The Perils of Command in the British Navy

SURC 301

This is a creative thesis project focusing on leadership in the British Royal Navy during the Napoleonic Era, during which the Royal Navy played an important military role while fostering its own unique society. The mystique and romance that surrounds the Royal Navy often clashes with equally held notions of a brutal and unforgiving institution of war, two extremes that must be navigated to seek an accurate picture of the Royal Navy and British society of this period. My research will explore naval structures including promotion, command, discipline, society, and shipboard life. I have studied primary source documents, secondary research, and other works of naval fiction set during this era. The research involved in this project will culminate in a piece of short historical fiction focusing on a First Lieutenant in the British Royal Navy. The lieutenant faces a dilemma of ethics and of duty in that his ship is on the eve of battle and his captain is unfit to command. The lieutenant is compelled to act against his captain to spare the crew, but must consider that doing so will invite a court martial and, likely, his death. The climax of the story will be the lieutenant’s decision about what action to take against the captain and how he justifies it. The story will raise questions about duty, honor, and personal sacrifice.

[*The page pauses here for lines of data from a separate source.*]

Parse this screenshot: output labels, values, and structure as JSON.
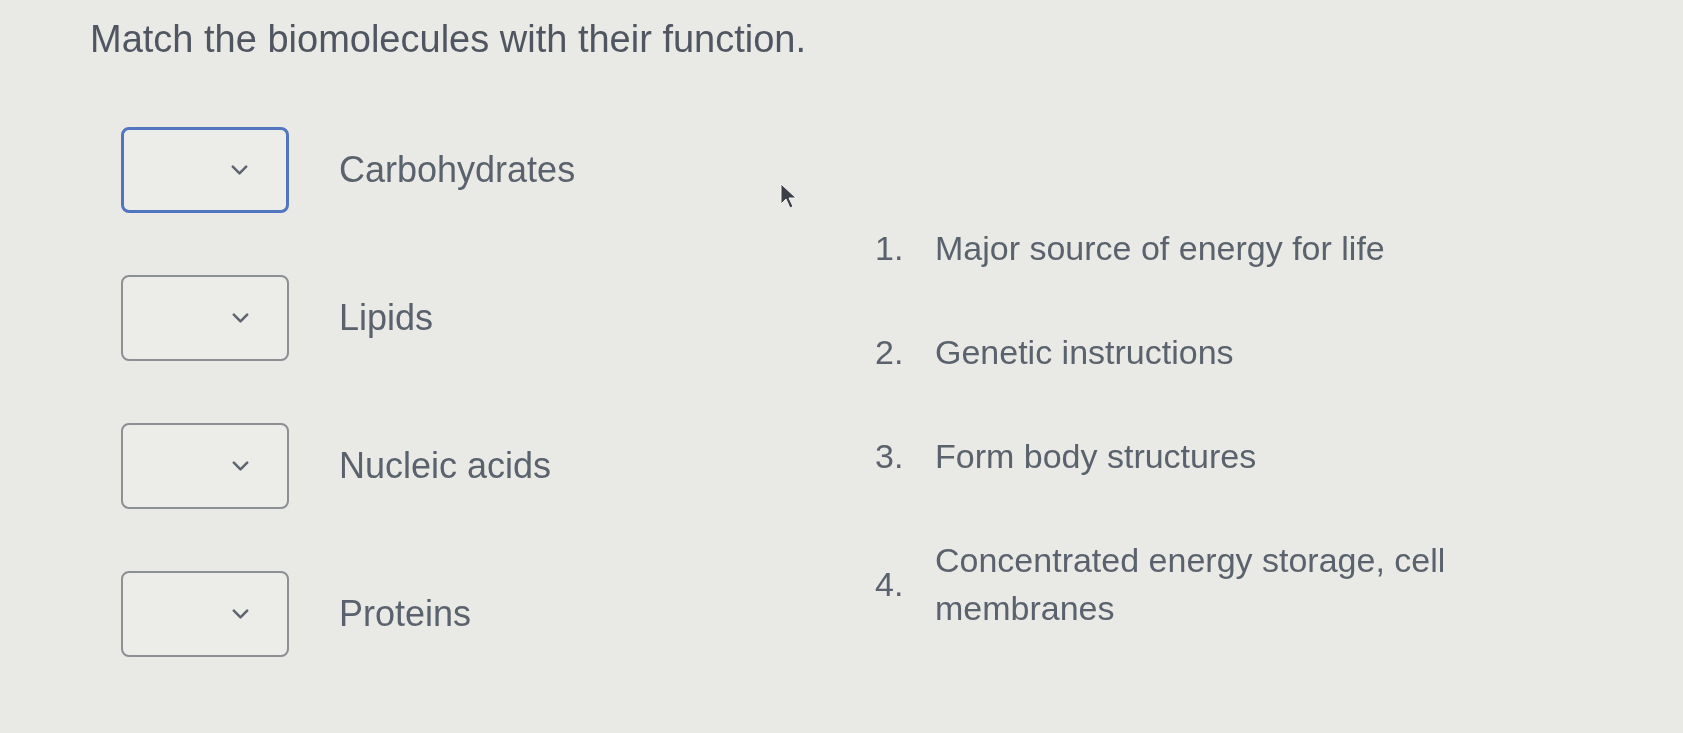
{
  "title": "Match the biomolecules with their function.",
  "matches": [
    {
      "label": "Carbohydrates",
      "focused": true
    },
    {
      "label": "Lipids",
      "focused": false
    },
    {
      "label": "Nucleic acids",
      "focused": false
    },
    {
      "label": "Proteins",
      "focused": false
    }
  ],
  "functions": [
    {
      "number": "1.",
      "text": "Major source of energy for life"
    },
    {
      "number": "2.",
      "text": "Genetic instructions"
    },
    {
      "number": "3.",
      "text": "Form body structures"
    },
    {
      "number": "4.",
      "text": "Concentrated energy storage, cell membranes"
    }
  ]
}
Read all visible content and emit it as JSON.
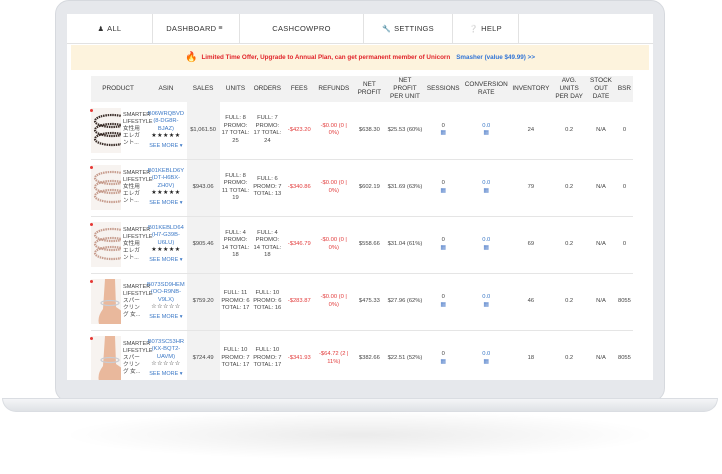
{
  "nav": {
    "items": [
      {
        "label": "ALL",
        "icon": "user-icon"
      },
      {
        "label": "DASHBOARD",
        "icon": "menu-icon"
      },
      {
        "label": "CASHCOWPRO",
        "icon": ""
      },
      {
        "label": "SETTINGS",
        "icon": "wrench-icon"
      },
      {
        "label": "HELP",
        "icon": "question-icon"
      }
    ]
  },
  "banner": {
    "text1": "Limited Time Offer, Upgrade to Annual Plan, can get permanent member of Unicorn",
    "text2": "Smasher (value $49.99) >>"
  },
  "table": {
    "headers": [
      "PRODUCT",
      "ASIN",
      "SALES",
      "UNITS",
      "ORDERS",
      "FEES",
      "REFUNDS",
      "NET PROFIT",
      "NET PROFIT PER UNIT",
      "SESSIONS",
      "CONVERSION RATE",
      "INVENTORY",
      "AVG. UNITS PER DAY",
      "STOCK OUT DATE",
      "BSR"
    ],
    "rows": [
      {
        "product": "SMARTER LIFESTYLE 女性用 エレガント...",
        "asin": "B06WRQBVD (8-DG8R-BJAZ)",
        "rating": "★★★★★",
        "see_more": "SEE MORE",
        "sales": "$1,061.50",
        "units": "FULL: 8 PROMO: 17 TOTAL: 25",
        "orders": "FULL: 7 PROMO: 17 TOTAL: 24",
        "fees": "-$423.20",
        "refunds": "-$0.00 (0 | 0%)",
        "net_profit": "$638.30",
        "npu": "$25.53 (60%)",
        "sessions": "0",
        "conversion": "0.0",
        "inventory": "24",
        "avg": "0.2",
        "stockout": "N/A",
        "bsr": "0"
      },
      {
        "product": "SMARTER LIFESTYLE 女性用 エレガント...",
        "asin": "B01KEBLD6Y (DT-H6BX-ZH0V)",
        "rating": "★★★★★",
        "see_more": "SEE MORE",
        "sales": "$943.06",
        "units": "FULL: 8 PROMO: 11 TOTAL: 19",
        "orders": "FULL: 6 PROMO: 7 TOTAL: 13",
        "fees": "-$340.86",
        "refunds": "-$0.00 (0 | 0%)",
        "net_profit": "$602.19",
        "npu": "$31.69 (63%)",
        "sessions": "0",
        "conversion": "0.0",
        "inventory": "79",
        "avg": "0.2",
        "stockout": "N/A",
        "bsr": "0"
      },
      {
        "product": "SMARTER LIFESTYLE 女性用 エレガント...",
        "asin": "B01KEBLD64 (H7-G39B-U6LU)",
        "rating": "★★★★★",
        "see_more": "SEE MORE",
        "sales": "$905.46",
        "units": "FULL: 4 PROMO: 14 TOTAL: 18",
        "orders": "FULL: 4 PROMO: 14 TOTAL: 18",
        "fees": "-$346.79",
        "refunds": "-$0.00 (0 | 0%)",
        "net_profit": "$558.66",
        "npu": "$31.04 (61%)",
        "sessions": "0",
        "conversion": "0.0",
        "inventory": "69",
        "avg": "0.2",
        "stockout": "N/A",
        "bsr": "0"
      },
      {
        "product": "SMARTER LIFESTYLE スパークリング 女...",
        "asin": "B073SD9HEM (OO-R9NB-V9LX)",
        "rating": "☆☆☆☆☆",
        "see_more": "SEE MORE",
        "sales": "$759.20",
        "units": "FULL: 11 PROMO: 6 TOTAL: 17",
        "orders": "FULL: 10 PROMO: 6 TOTAL: 16",
        "fees": "-$283.87",
        "refunds": "-$0.00 (0 | 0%)",
        "net_profit": "$475.33",
        "npu": "$27.96 (62%)",
        "sessions": "0",
        "conversion": "0.0",
        "inventory": "46",
        "avg": "0.2",
        "stockout": "N/A",
        "bsr": "8055"
      },
      {
        "product": "SMARTER LIFESTYLE スパークリング 女...",
        "asin": "B073SC53HR (KX-BQT2-UAVM)",
        "rating": "☆☆☆☆☆",
        "see_more": "SEE MORE",
        "sales": "$724.49",
        "units": "FULL: 10 PROMO: 7 TOTAL: 17",
        "orders": "FULL: 10 PROMO: 7 TOTAL: 17",
        "fees": "-$341.93",
        "refunds": "-$64.72 (2 | 11%)",
        "net_profit": "$382.66",
        "npu": "$22.51 (52%)",
        "sessions": "0",
        "conversion": "0.0",
        "inventory": "18",
        "avg": "0.2",
        "stockout": "N/A",
        "bsr": "8055"
      }
    ]
  },
  "colors": {
    "accent": "#3b78c6",
    "negative": "#e23b3b",
    "banner_bg": "#fdf3dd"
  }
}
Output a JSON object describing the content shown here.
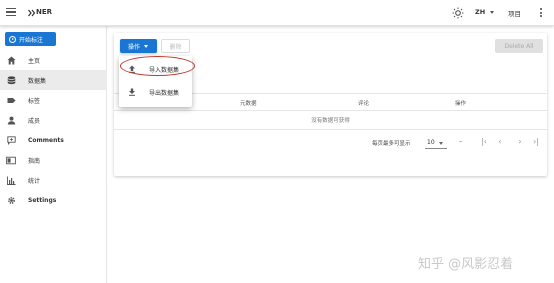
{
  "app": {
    "brand": "NER",
    "lang": "ZH",
    "project": "项目"
  },
  "sidebar": {
    "start_label": "开始标注",
    "items": [
      {
        "label": "主页",
        "icon": "home-icon"
      },
      {
        "label": "数据集",
        "icon": "database-icon",
        "active": true
      },
      {
        "label": "标签",
        "icon": "label-icon"
      },
      {
        "label": "成员",
        "icon": "person-icon"
      },
      {
        "label": "Comments",
        "icon": "comment-icon"
      },
      {
        "label": "指南",
        "icon": "guide-icon"
      },
      {
        "label": "统计",
        "icon": "chart-icon"
      },
      {
        "label": "Settings",
        "icon": "gear-icon"
      }
    ]
  },
  "toolbar": {
    "actions_label": "操作",
    "delete_label": "删除",
    "delete_all_label": "Delete All"
  },
  "menu": {
    "items": [
      {
        "label": "导入数据集",
        "icon": "upload-icon"
      },
      {
        "label": "导出数据集",
        "icon": "download-icon"
      }
    ]
  },
  "table": {
    "columns": [
      "元数据",
      "评论",
      "操作"
    ],
    "empty_text": "没有数据可获得"
  },
  "pagination": {
    "rows_label": "每页最多可显示",
    "rows_value": "10",
    "range": "–"
  },
  "watermark": "知乎 @风影忍着",
  "colors": {
    "primary": "#1976d2",
    "highlight": "#c0392b"
  }
}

My presentation will also highlight my creative process and experience as an author of historical fiction attempting to produce an accurate and engaging story.